British politicians pay tribute to man who played crucial role in Downing Street declaration

Former British prime minister John Major said he ‘treasured’ the last time he had met former taoiseach Albert Reynolds. File photograph: Andrew Shaw/Reuters

Former British prime minister John Major said he ‘treasured’ the last time he had met former taoiseach Albert Reynolds. File photograph: Andrew Shaw/Reuters

Thu, Aug 21, 2014, 17:20

Former British prime minister John Major led international tributes to Albert Reynolds, describing the former taoiseach as a “loveable and remarkable” friend.
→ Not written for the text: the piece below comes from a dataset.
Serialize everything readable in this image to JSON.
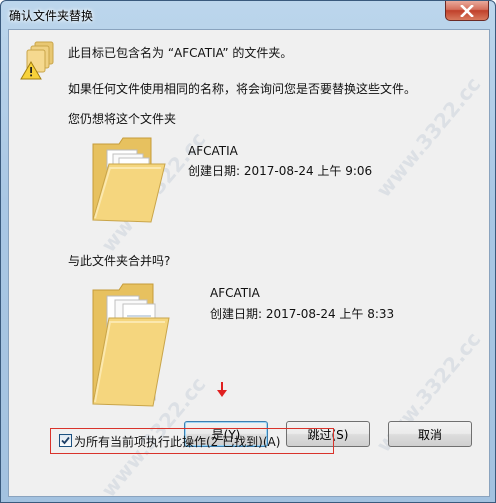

Mr Reynolds had been at the heart of the peace process, Mr Major said. “We’ve been able to have the fiercest of rows without leaving scars. I understood Albert’s difficulties and he understood mine,” he said, adding that “Albert was a man prepared to take risks.”

He told RTÉ radio he had “treasured” his last meeting with Mr Reynolds and said theirs was a relationship “unlike any other that I had during my time in government”.

Twitter tributes

Much of the international reaction to the death of former taoiseach Albert Reynolds came from the United Kingdom where former and serving politicians paid tribute to his work in shaping the peace process.

“Albert Reynolds played a vital role in stimulating and encouraging a peace process that in time led to the Good Friday Agreement and to today’s peace,” said former prime minister Tony Blair. “He had the vision to see the opportunity and the courage to act on it. We should be very grateful to him for that.”

Prime minister David Cameron also noted Mr Reynolds’s role in the peace process. “I’m sad to hear of the death of Albert Reynolds. His partnership with Sir John Major led to the crucial Downing Street declaration in 1993,” Mr Cameron tweeted.

Northern Ireland secretary Theresa Villiers echoed those comments. “I heard with great sadness of the death of Albert Reynolds. He will be long remembered for his courageous and imaginative contributions to the peace process,” she said.

Former US president Bill Clinton said Mr Reynolds risked much in the pursuit of peace in the North.

“I am saddened by the passing of former prime minister of Ireland Albert Reynolds, who worked hard and risked much as taoiseach to advance the Northern Ireland peace process,” he said.

“I will always be grateful for his encouragement, advice, and support in the peace process. I join with his wife, Kathleen, his children, his many friends, and the people of Ireland in mourning his loss.”

President of the European Parliament Martin Schulz paid his respects to the former taoiseach over Twitter. “Saddened by the passing of former taoiseach Albert Reynolds, the man who was never afraid of peace for Northern Ireland,” he said.